This song from Flying Nun stalwarts The Verlaines comes from their 10 O'Clock in the Afternoon EP — the follow-up to their signature single 'Death and the Maiden'. The video was made at TVNZ's Avalon Studios where more than a few clips were marred by inappropriate treatments in the early-80s — but The Verlaines were spared unnecessary trickery, props or actors. With a simple set and an all but imperceptible transition from black and white to colour as the only effect, the focus is on the burning, claustrophobic intensity of song and performance.
‘Doomsday’ was initially released as a 12 inch 45. The video is shot in a room similar to the one featured in their classic Death and the Maiden (but the bay window isn’t quite as grand, and there are no rabbits). A blue wash runs through the first three quarters of the clip, as Graeme Downes sings off to one side — his lyrics a bleak portrayal of a doomed relationship that could end at any time. (But when?) The instrumental final minute is in full colour, with Downes back in the midst of the band. The homespuns have come off and there are smiles all round.
This documentary tells the story of the legendary Flying Nun music label up to its 21st birthday. The label became associated with the 'Dunedin Sound': a catch-all term for a sprawl of DIY, post-punk, warped, jangly guitar-pop. The Guardian: "[it's] as if being on the other side of the world meant the music was played upside down". Features interviews with founder Roger Shepherd and many key players, the spats and the glory. The label's influence on the US indie scene is noted, and Pavement's Stephen Malkmus covers The Verlaines' 'Death and the Maiden'.
Flying Nun band The Verlaines were formed by singer/guitarist Graeme Downes in 1981. In the band’s early years Downes was studying classical music at Otago University, and his songwriting features shifting tempos, eclectic instruments, and mentions of Nietzsche and French poet Paul Verlaine. These days Downes has a PhD and lectures at Otago. As with many Flying Nun bands of the era, The Verlaines won international recognition for their work, including Pavement’s Stephen Malkmus covering their classic 1983 single ‘Death and the Maiden’. In 2012 the band released their tenth album Untimely Meditations.
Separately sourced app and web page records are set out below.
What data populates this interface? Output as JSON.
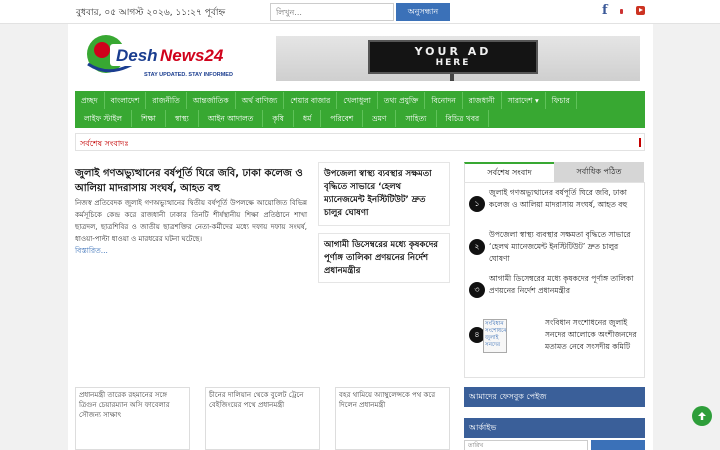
{
  "topbar": {
    "date": "বুধবার, ০৫ আগস্ট ২০২৬, ১১:২৭ পূর্বাহ্ন",
    "search_placeholder": "লিখুন...",
    "search_button": "অনুসন্ধান",
    "social": [
      "facebook-icon",
      "twitter-icon",
      "youtube-icon"
    ],
    "facebook_glyph": "f"
  },
  "brand": {
    "name_prefix": "Desh",
    "name_suffix": "News24",
    "tagline": "STAY UPDATED. STAY INFORMED",
    "colors": {
      "green": "#38a832",
      "red": "#d0021b",
      "blue": "#1a3d8f"
    }
  },
  "ad": {
    "line1": "YOUR AD",
    "line2": "HERE"
  },
  "nav": {
    "row1": [
      "প্রচ্ছদ",
      "বাংলাদেশ",
      "রাজনীতি",
      "আন্তর্জাতিক",
      "অর্থ বাণিজ্য",
      "শেয়ার বাজার",
      "খেলাধুলা",
      "তথ্য প্রযুক্তি",
      "বিনোদন",
      "রাজধানী",
      "সারাদেশ ▾",
      "ফিচার"
    ],
    "row2": [
      "লাইফ স্টাইল",
      "শিক্ষা",
      "স্বাস্থ্য",
      "আইন আদালত",
      "কৃষি",
      "ধর্ম",
      "পরিবেশ",
      "ভ্রমণ",
      "সাহিত্য",
      "বিচিত্র খবর"
    ]
  },
  "ticker": {
    "label": "সর্বশেষ সংবাদঃ"
  },
  "lead": {
    "title": "জুলাই গণঅভ্যুত্থানের বর্ষপূর্তি ঘিরে জবি, ঢাকা কলেজ ও আলিয়া মাদরাসায় সংঘর্ষ, আহত বহু",
    "excerpt": "নিজস্ব প্রতিবেদক জুলাই গণঅভ্যুত্থানের দ্বিতীয় বর্ষপূর্তি উপলক্ষে আয়োজিত বিভিন্ন কর্মসূচিকে কেন্দ্র করে রাজধানী ঢাকার তিনটি শীর্ষস্থানীয় শিক্ষা প্রতিষ্ঠানে শাখা ছাত্রদল, ছাত্রশিবির ও জাতীয় ছাত্রশক্তির নেতা-কর্মীদের মধ্যে দফায় দফায় সংঘর্ষ, ধাওয়া-পাল্টা ধাওয়া ও মারধরের ঘটনা ঘটেছে।",
    "read_more": "বিস্তারিত..."
  },
  "mid_stories": [
    "উপজেলা স্বাস্থ্য ব্যবস্থার সক্ষমতা বৃদ্ধিতে সাভারে ‘হেলথ ম্যানেজমেন্ট ইনস্টিটিউট’ দ্রুত চালুর ঘোষণা",
    "আগামী ডিসেম্বরের মধ্যে কৃষকদের পূর্ণাঙ্গ তালিকা প্রণয়নের নির্দেশ প্রধানমন্ত্রীর"
  ],
  "sidebar": {
    "tabs": [
      "সর্বশেষ সংবাদ",
      "সর্বাধিক পঠিত"
    ],
    "items": [
      {
        "num": "১",
        "text": "জুলাই গণঅভ্যুত্থানের বর্ষপূর্তি ঘিরে জবি, ঢাকা কলেজ ও আলিয়া মাদরাসায় সংঘর্ষ, আহত বহু"
      },
      {
        "num": "২",
        "text": "উপজেলা স্বাস্থ্য ব্যবস্থার সক্ষমতা বৃদ্ধিতে সাভারে ‘হেলথ ম্যানেজমেন্ট ইনস্টিটিউট’ দ্রুত চালুর ঘোষণা"
      },
      {
        "num": "৩",
        "text": "আগামী ডিসেম্বরের মধ্যে কৃষকদের পূর্ণাঙ্গ তালিকা প্রণয়নের নির্দেশ প্রধানমন্ত্রীর"
      },
      {
        "num": "৪",
        "text": "সংবিধান সংশোধনের জুলাই সনদের আলোকে অংশীজনদের মতামত নেবে সংসদীয় কমিটি",
        "thumb_alt": "সংবিধান সংশোধনের জুলাই সনদের"
      }
    ]
  },
  "bottom_thumbs": [
    "প্রধানমন্ত্রী তারেক রহমানের সঙ্গে ত্রিগুন চেয়ারম্যান অসি ফাবেলার সৌজন্য সাক্ষাৎ",
    "চীনের দালিয়ান থেকে বুলেট ট্রেনে বেইজিংয়ের পথে প্রধানমন্ত্রী",
    "বহর থামিয়ে অ্যাম্বুলেন্সকে পথ করে দিলেন প্রধানমন্ত্রী"
  ],
  "widgets": {
    "facebook_title": "আমাদের ফেসবুক পেইজ",
    "archive_title": "আর্কাইভ",
    "archive_placeholder": "তারিখ"
  }
}
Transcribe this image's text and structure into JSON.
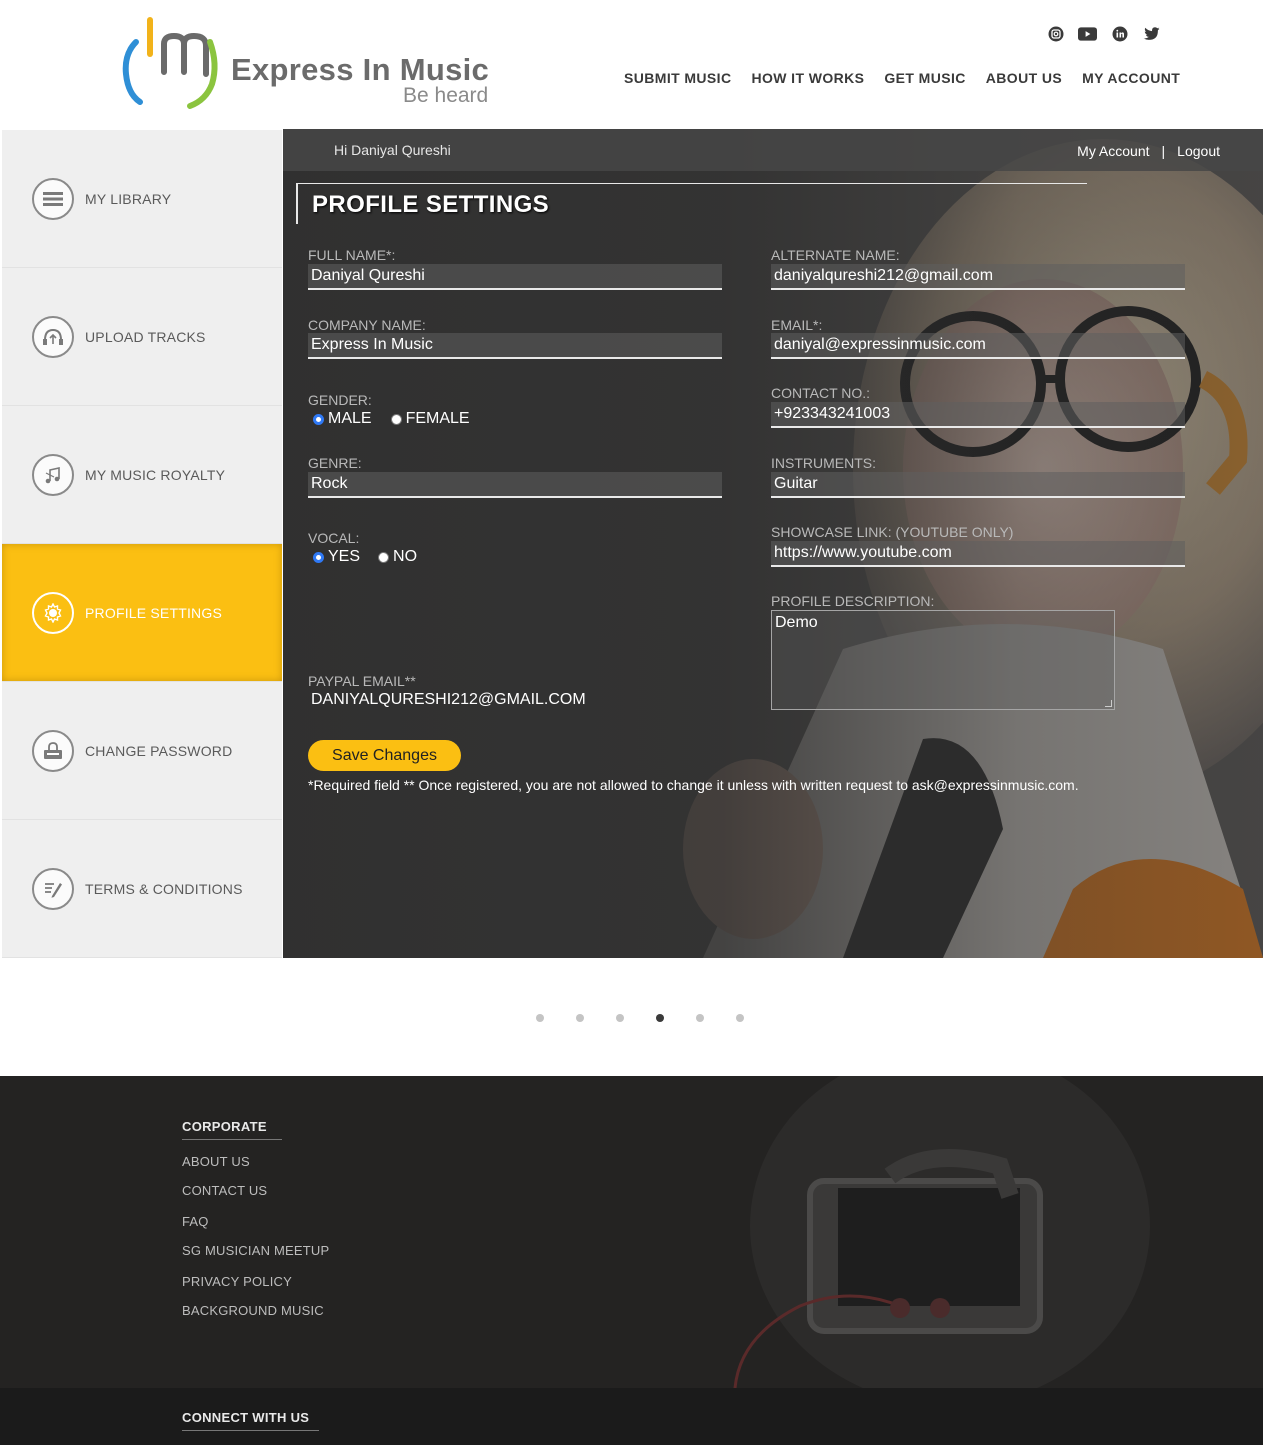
{
  "brand": {
    "title": "Express In Music",
    "tagline": "Be heard"
  },
  "social": [
    "instagram-icon",
    "youtube-icon",
    "linkedin-icon",
    "twitter-icon"
  ],
  "nav": [
    "SUBMIT MUSIC",
    "HOW IT WORKS",
    "GET MUSIC",
    "ABOUT US",
    "MY ACCOUNT"
  ],
  "sidebar": {
    "items": [
      {
        "label": "MY LIBRARY",
        "icon": "library-icon"
      },
      {
        "label": "UPLOAD TRACKS",
        "icon": "upload-tracks-icon"
      },
      {
        "label": "MY MUSIC ROYALTY",
        "icon": "royalty-icon"
      },
      {
        "label": "PROFILE SETTINGS",
        "icon": "profile-settings-icon",
        "active": true
      },
      {
        "label": "CHANGE PASSWORD",
        "icon": "lock-icon"
      },
      {
        "label": "TERMS & CONDITIONS",
        "icon": "terms-icon"
      }
    ]
  },
  "panel": {
    "greeting": "Hi Daniyal Qureshi",
    "my_account": "My Account",
    "separator": "|",
    "logout": "Logout",
    "title": "PROFILE SETTINGS"
  },
  "form": {
    "full_name_label": "FULL NAME*:",
    "full_name": "Daniyal Qureshi",
    "alt_name_label": "ALTERNATE NAME:",
    "alt_name": "daniyalqureshi212@gmail.com",
    "company_label": "COMPANY NAME:",
    "company": "Express In Music",
    "email_label": "EMAIL*:",
    "email": "daniyal@expressinmusic.com",
    "gender_label": "GENDER:",
    "gender_male": "MALE",
    "gender_female": "FEMALE",
    "contact_label": "CONTACT NO.:",
    "contact": "+923343241003",
    "genre_label": "GENRE:",
    "genre": "Rock",
    "instruments_label": "INSTRUMENTS:",
    "instruments": "Guitar",
    "vocal_label": "VOCAL:",
    "vocal_yes": "YES",
    "vocal_no": "NO",
    "showcase_label": "SHOWCASE LINK: (YOUTUBE ONLY)",
    "showcase": "https://www.youtube.com",
    "description_label": "PROFILE DESCRIPTION:",
    "description": "Demo",
    "paypal_label": "PAYPAL EMAIL**",
    "paypal": "DANIYALQURESHI212@GMAIL.COM",
    "save_label": "Save Changes",
    "note": "*Required field   ** Once registered, you are not allowed to change it unless with written request to ask@expressinmusic.com."
  },
  "carousel": {
    "count": 6,
    "active_index": 3
  },
  "footer": {
    "corporate_title": "CORPORATE",
    "links": [
      "ABOUT US",
      "CONTACT US",
      "FAQ",
      "SG MUSICIAN MEETUP",
      "PRIVACY POLICY",
      "BACKGROUND MUSIC"
    ],
    "connect_title": "CONNECT WITH US"
  },
  "colors": {
    "accent": "#fbbf12",
    "sidebar_bg": "#efefef",
    "panel_bg": "#3f3e3d",
    "footer_bg": "#242322"
  }
}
Peter Janes has been capturing images of NZ — and its musicians — for longer than some of his camera assistants have been on the planet. Through Janes' diverse screen career, music forms a major thread. After directing his first music videos as a teen, he went on to helm iconic clips for many Flying Nun bands. Janes has also been director of photography on TV's Jackson’s Wharf and The Topp Twins.
In the tradition of novelty songs, ‘Culture?’ was catchy to the point of contagion. Fuelled by carnival keyboards, it was The Knobz response to Prime Minister Rob Muldoon’s refusal to lift a 40% sales tax on recorded music (originally instituted by Labour in 1975), and Muldoon's typically blunt verdict on the cultural merits of pop music (“horrible”). The giddy, hyperactive video comes complete with Muldoon impersonator (Danny Faye), and casts the band as the song’s 'Beehive Boys'. In the backgrounder, Mike Alexander writes about his time as the band's manager.
Miriama McDowell’s screen arrival was affirmed by a trio of roles in 2005: her award-nominated turn as one of the sisters in Toa Fraser film No. 2, a policewoman on TV's Interrogation, and a starring role as an unfortunate WWII wife in anthology series Taonga. Since then the Toi Whakaari graduate has co-starred in sci-fi thriller This is Not My Life, mini-series Hope and Wire and acclaimed movie The Dark Horse. Hope and Wire saw her nominated for her role as a woman who refuses to stay in post-quake Christchurch; she later won a Moa Award after co-starring as a pregnant woman in 2015 film The Great Maiden's Blush.